[Your goal]: Return the records that follow, unchanged and complete.
==== Material for the task ====
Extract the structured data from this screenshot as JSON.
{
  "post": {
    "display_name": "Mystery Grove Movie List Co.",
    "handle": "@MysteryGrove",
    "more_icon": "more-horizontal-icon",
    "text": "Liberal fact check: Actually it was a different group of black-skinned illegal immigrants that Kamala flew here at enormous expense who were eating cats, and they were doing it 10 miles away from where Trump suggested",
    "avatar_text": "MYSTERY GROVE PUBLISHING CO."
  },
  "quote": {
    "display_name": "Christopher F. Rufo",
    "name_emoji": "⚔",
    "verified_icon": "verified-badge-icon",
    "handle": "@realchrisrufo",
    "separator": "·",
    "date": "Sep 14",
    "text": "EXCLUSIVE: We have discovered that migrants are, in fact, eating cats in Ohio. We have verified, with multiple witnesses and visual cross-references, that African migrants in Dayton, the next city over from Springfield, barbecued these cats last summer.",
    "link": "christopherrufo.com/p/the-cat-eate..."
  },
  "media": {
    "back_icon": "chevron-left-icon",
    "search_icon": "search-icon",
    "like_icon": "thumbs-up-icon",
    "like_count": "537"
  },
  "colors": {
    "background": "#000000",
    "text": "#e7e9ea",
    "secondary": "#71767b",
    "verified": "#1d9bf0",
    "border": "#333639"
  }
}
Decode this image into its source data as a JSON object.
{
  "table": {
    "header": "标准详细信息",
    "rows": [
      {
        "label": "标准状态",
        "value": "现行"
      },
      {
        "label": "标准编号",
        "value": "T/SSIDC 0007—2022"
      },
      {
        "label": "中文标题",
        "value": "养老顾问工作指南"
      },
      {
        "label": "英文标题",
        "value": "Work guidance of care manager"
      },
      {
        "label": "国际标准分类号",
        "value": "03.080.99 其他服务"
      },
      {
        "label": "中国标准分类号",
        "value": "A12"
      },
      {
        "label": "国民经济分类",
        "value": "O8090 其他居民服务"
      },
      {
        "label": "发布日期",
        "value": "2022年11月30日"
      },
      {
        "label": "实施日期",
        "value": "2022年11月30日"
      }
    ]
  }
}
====
[Answer to the exercise]:
Extract the structured data from this screenshot as JSON.
{
  "post": {
    "display_name": "Mystery Grove Movie List Co.",
    "handle": "@MysteryGrove",
    "more_icon": "more-horizontal-icon",
    "text": "Liberal fact check: Actually it was a different group of black-skinned illegal immigrants that Kamala flew here at enormous expense who were eating cats, and they were doing it 10 miles away from where Trump suggested",
    "avatar_text": "MYSTERY GROVE PUBLISHING CO."
  },
  "quote": {
    "display_name": "Christopher F. Rufo",
    "name_emoji": "⚔",
    "verified_icon": "verified-badge-icon",
    "handle": "@realchrisrufo",
    "separator": "·",
    "date": "Sep 14",
    "text": "EXCLUSIVE: We have discovered that migrants are, in fact, eating cats in Ohio. We have verified, with multiple witnesses and visual cross-references, that African migrants in Dayton, the next city over from Springfield, barbecued these cats last summer.",
    "link": "christopherrufo.com/p/the-cat-eate..."
  },
  "media": {
    "back_icon": "chevron-left-icon",
    "search_icon": "search-icon",
    "like_icon": "thumbs-up-icon",
    "like_count": "537"
  },
  "colors": {
    "background": "#000000",
    "text": "#e7e9ea",
    "secondary": "#71767b",
    "verified": "#1d9bf0",
    "border": "#333639"
  }
}
Decode this image into its source data as a JSON object.
{
  "table": {
    "header": "标准详细信息",
    "rows": [
      {
        "label": "标准状态",
        "value": "现行"
      },
      {
        "label": "标准编号",
        "value": "T/SSIDC 0007—2022"
      },
      {
        "label": "中文标题",
        "value": "养老顾问工作指南"
      },
      {
        "label": "英文标题",
        "value": "Work guidance of care manager"
      },
      {
        "label": "国际标准分类号",
        "value": "03.080.99 其他服务"
      },
      {
        "label": "中国标准分类号",
        "value": "A12"
      },
      {
        "label": "国民经济分类",
        "value": "O8090 其他居民服务"
      },
      {
        "label": "发布日期",
        "value": "2022年11月30日"
      },
      {
        "label": "实施日期",
        "value": "2022年11月30日"
      }
    ]
  }
}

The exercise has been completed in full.